Since joining Atomic, I’ve worked on quite a few web projects, where rapid prototypes are common and quite easy to produce. Unfortunately, not all domains we deal in have such luxuries.
My latest project is a lightweight embedded linux device with a GUI and physical buttons. In such a stack, it can be hard to get rapid feedback cycles on your UI and UX. To try and alleviate this problem, I came up with a method for scripting interaction with rapid prototypes using a display attached to a Raspberry Pi.
The initial seed for my idea came when I read an article (no longer online) about a little-known feature the Raspberry Pi. It has a (not particularly well-documented) 24-bit RGB interface for dumb LCDs! This allows you to hook up very cheap LCDs directly to the Raspberry Pi without expensive HDMI boards.
After wiring up my Pi, setting my device trees and config.txt as detailed in the aforementioned article, and fiddling with an HDMI modeline generation spreadsheet*, I was successfully able to drive both 480×272 and 800×480 external displays.
The next piece of the puzzle was to find a simple way of remotely controlling what was displayed on the displays. Some googling brought me to a project that utilized a tool called Fim and netcat to display images directly to the Pi’s framebuffer.
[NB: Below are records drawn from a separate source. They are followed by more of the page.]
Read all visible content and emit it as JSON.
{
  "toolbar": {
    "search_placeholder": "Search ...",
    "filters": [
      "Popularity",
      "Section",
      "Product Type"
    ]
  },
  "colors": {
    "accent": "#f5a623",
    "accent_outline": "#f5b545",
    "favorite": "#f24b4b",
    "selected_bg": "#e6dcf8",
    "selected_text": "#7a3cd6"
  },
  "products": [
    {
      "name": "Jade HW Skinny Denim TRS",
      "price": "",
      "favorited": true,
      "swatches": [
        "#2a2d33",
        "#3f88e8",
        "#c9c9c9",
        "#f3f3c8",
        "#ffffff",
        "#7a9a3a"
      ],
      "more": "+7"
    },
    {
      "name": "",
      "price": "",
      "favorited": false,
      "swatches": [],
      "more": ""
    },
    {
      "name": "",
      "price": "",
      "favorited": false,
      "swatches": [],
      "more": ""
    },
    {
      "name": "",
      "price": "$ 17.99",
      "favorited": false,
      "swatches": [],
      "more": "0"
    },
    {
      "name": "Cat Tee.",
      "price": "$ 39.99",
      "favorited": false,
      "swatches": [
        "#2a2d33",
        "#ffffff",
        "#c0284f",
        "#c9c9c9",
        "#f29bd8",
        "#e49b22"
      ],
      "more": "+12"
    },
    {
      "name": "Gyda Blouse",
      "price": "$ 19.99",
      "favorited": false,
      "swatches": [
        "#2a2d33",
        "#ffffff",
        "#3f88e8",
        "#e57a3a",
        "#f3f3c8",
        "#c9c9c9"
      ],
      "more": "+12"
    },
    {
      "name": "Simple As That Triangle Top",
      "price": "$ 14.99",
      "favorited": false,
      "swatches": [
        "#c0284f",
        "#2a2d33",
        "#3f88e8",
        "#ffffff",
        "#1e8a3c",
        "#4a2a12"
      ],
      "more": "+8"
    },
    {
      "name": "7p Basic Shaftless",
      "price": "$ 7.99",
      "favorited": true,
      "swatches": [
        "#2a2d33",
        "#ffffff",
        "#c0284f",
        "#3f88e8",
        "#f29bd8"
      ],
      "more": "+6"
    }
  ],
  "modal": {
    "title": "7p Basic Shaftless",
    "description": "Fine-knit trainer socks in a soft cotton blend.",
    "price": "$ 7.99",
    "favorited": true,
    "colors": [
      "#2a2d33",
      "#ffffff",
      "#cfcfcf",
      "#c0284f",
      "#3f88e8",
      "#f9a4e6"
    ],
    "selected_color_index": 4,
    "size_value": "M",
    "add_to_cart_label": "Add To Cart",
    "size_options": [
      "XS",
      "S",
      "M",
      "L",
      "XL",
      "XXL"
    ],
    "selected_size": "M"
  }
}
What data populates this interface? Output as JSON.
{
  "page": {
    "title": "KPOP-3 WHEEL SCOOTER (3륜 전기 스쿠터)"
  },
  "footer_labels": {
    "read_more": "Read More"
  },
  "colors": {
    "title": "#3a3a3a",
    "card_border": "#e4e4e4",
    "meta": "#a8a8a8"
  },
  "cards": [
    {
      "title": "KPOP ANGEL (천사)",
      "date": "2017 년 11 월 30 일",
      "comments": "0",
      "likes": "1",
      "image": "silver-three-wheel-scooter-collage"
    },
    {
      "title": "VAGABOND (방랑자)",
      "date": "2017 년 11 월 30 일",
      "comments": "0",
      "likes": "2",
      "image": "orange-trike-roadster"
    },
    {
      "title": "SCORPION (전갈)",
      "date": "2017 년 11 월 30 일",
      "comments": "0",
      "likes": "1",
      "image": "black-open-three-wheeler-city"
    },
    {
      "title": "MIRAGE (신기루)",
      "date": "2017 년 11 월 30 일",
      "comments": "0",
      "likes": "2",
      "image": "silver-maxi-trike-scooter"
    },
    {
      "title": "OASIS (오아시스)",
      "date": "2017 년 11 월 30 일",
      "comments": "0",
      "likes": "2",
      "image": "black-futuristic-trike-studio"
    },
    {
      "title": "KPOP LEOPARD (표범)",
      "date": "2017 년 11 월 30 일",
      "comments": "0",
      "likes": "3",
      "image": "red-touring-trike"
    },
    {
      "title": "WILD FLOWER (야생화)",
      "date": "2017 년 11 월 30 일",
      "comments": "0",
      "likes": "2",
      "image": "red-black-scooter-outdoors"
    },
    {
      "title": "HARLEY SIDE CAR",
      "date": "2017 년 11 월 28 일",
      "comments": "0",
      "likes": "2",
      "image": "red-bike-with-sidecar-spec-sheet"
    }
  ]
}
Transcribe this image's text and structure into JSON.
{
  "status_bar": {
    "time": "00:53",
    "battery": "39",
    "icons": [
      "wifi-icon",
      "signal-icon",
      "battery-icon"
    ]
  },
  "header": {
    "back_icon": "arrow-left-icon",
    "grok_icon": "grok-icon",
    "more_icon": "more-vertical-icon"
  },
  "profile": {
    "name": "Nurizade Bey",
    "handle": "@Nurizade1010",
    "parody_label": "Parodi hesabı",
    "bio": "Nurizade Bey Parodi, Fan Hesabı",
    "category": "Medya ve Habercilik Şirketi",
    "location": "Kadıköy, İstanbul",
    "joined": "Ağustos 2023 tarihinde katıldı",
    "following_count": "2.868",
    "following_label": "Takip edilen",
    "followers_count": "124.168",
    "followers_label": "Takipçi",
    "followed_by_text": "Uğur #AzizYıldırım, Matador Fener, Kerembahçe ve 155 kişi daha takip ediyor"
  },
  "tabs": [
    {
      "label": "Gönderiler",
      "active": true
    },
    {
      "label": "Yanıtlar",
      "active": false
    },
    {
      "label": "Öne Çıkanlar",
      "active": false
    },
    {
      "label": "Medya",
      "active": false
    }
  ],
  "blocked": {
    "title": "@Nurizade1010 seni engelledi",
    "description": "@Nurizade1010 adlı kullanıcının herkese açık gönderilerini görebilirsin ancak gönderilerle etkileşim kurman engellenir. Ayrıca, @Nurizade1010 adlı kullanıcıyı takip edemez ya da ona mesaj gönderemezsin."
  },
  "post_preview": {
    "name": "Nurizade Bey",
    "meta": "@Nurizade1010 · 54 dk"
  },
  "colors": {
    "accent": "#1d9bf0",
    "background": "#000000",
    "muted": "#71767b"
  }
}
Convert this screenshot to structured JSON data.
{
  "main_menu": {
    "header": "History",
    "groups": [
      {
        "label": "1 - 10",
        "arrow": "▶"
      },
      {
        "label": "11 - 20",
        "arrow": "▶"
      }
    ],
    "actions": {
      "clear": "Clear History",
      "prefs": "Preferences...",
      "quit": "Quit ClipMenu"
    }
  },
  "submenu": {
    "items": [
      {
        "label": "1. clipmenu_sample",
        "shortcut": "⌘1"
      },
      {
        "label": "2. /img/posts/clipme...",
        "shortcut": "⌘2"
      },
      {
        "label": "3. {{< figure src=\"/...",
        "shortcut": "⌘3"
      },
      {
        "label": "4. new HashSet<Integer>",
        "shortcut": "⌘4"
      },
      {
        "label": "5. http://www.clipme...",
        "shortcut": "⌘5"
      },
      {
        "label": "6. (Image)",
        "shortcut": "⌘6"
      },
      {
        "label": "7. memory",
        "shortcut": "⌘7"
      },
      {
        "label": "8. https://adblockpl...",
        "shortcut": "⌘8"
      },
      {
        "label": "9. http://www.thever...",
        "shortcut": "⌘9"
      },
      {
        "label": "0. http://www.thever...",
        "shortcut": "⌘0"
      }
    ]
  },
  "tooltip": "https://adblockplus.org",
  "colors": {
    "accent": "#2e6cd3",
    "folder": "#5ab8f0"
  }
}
I combined some ideas and code from pi-slideshow with some input parsing code in Ruby, a wee bit of application state, and a TOML configuration file, and suddenly had a really conveniently scriptable tree-based image viewer which would suit our prototyping purposes perfectly.
Pulling it Together
You can see all the code in this gist. (Yes, it’s horrible and uses global vars. Prototype! Don’t do this in production code, I beg you.)
To use, first edit the
config.toml file to match the various screens of your application. Next, install
fim on your target of choice and run
server.sh to fire up fim with netcat. (Do this as root at your own risk.) Finally, edit the
input_manager.rb code to point at your
fim server, give it a run, and you should be on your way.
Using this setup, we’ve been able to quickly and easily test out various UI workflows to validate them, and make rapid changes to get more feedback. In the process, we’ve found several UI gotchas that would otherwise not have been caught until much later in the development process.
*Unfortunately, I’ve been completely unable to find the original source for this spreadsheet. Give me a shout if it was yours, and I’ll gladly credit you!